Practicing good oral hygiene will lower your risk of gum disease, but it probably won't help your heart, according to a report published today in the Journal of the American Medical Association (JAMA). Contrary to previous research that linked periodontitis and chronic coronary heart disease, University of Washington scientists say their findings failed to reveal any meaningful connection between the two.

None of the earlier studies noting a correlation between the conditions could prove cause and effect, which in fairness is not an easy thing to do. Complicating the matter is the fact that the two diseases share the same risk factors--smoking, obesity and increasing age, to name a few. "Trying to figure out if periodontal disease actually causes heart disease, with the presence of all these shared risk factors, is very difficult," team member Timothy A. DeRouen said.
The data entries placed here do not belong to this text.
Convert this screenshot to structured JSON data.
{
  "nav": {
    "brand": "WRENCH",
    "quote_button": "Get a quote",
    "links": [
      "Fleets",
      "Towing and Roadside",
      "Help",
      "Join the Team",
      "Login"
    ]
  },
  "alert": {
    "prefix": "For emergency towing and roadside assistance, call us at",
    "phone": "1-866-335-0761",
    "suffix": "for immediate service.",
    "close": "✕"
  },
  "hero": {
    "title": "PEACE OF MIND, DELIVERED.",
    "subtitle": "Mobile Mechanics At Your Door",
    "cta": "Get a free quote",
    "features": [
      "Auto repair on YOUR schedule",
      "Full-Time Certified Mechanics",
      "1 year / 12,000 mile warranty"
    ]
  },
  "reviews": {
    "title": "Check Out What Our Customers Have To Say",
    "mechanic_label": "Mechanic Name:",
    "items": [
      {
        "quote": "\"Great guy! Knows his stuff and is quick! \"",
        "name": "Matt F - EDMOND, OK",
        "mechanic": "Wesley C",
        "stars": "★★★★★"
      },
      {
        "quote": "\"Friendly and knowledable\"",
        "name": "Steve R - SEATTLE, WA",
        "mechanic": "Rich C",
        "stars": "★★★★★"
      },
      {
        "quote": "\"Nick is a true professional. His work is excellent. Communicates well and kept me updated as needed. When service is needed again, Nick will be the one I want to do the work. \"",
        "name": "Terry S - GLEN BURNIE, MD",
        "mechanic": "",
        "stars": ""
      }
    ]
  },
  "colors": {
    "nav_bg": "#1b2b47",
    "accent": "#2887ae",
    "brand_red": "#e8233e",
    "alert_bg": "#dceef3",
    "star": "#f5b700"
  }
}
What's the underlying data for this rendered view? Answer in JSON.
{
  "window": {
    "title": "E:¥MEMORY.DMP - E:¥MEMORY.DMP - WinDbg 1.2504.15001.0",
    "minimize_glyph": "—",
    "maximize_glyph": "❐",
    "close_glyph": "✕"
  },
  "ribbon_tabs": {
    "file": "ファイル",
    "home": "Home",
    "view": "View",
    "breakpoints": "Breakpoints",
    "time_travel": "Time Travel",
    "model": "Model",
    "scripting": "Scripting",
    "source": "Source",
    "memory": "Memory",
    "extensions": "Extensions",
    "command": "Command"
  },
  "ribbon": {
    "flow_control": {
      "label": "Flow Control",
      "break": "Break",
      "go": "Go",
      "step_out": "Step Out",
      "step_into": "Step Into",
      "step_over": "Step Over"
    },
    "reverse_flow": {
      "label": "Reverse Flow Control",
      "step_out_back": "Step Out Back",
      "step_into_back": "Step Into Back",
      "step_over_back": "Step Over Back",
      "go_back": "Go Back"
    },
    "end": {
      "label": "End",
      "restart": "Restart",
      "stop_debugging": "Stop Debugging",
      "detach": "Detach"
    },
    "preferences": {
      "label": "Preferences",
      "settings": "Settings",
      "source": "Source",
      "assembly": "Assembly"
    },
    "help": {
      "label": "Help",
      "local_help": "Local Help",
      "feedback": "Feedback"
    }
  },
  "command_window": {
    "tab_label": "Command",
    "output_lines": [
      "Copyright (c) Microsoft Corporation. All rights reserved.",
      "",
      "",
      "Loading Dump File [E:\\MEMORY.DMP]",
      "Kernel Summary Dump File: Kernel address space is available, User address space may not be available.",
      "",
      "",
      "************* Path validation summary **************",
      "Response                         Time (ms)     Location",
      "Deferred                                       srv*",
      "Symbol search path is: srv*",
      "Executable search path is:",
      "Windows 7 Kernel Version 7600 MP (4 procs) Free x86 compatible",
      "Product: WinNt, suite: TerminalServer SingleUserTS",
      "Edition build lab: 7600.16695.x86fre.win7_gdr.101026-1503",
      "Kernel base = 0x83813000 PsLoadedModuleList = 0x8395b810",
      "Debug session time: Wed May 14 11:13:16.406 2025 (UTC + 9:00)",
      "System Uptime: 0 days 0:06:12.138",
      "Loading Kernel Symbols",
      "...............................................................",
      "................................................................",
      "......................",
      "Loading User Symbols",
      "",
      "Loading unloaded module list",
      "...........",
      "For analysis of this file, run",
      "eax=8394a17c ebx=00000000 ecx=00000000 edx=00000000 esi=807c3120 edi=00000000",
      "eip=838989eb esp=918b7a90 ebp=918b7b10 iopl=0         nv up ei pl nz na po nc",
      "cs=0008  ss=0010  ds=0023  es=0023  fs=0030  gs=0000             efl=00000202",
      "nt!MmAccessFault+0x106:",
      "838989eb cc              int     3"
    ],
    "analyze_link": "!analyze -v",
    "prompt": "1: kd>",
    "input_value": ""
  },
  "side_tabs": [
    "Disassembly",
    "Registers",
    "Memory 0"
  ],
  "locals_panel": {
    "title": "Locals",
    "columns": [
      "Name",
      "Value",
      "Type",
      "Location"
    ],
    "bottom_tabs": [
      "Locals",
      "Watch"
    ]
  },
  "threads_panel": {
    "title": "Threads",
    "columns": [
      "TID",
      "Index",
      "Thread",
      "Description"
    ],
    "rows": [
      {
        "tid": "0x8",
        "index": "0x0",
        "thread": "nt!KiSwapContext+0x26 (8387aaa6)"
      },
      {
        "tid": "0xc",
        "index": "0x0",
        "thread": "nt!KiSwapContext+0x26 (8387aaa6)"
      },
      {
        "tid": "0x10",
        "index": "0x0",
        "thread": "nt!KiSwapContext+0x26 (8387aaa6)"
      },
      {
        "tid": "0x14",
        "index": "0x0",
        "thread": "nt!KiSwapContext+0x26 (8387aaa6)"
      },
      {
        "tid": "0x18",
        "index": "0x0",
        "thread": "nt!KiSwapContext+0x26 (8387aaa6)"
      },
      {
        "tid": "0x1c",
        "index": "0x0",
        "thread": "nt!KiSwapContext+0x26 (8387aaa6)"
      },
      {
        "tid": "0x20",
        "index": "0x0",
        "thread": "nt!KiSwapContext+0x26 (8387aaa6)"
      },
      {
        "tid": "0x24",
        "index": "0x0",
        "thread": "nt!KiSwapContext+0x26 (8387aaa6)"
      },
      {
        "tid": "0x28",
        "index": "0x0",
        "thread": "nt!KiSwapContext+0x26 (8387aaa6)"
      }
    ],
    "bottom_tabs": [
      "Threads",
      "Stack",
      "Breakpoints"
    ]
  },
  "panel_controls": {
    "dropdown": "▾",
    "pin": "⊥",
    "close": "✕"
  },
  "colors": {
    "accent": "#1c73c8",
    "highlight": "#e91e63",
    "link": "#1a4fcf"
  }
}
This time, the researchers turned to a federal database that contained medical profiles of more than 8,000 people--none of whom had any apparent heart disease at the onset of the study--whose health was then followed for 20 years. The data included detailed diagnoses of the subjects' gums and teeth, as well as other information on smoking habits and physical activity. After accounting for all of these variables, only a slight association between periodontal disease and subsequent heart disease remained. "There is no evidence that any dental treatment will have a positive impact on chronic coronary heart disease," asserts Philippe Hujoel, an author on the JAMA paper. "Our analysis suggests that the association is either nonexistent or of such small size that it will be very difficult to come up with convincing evidence."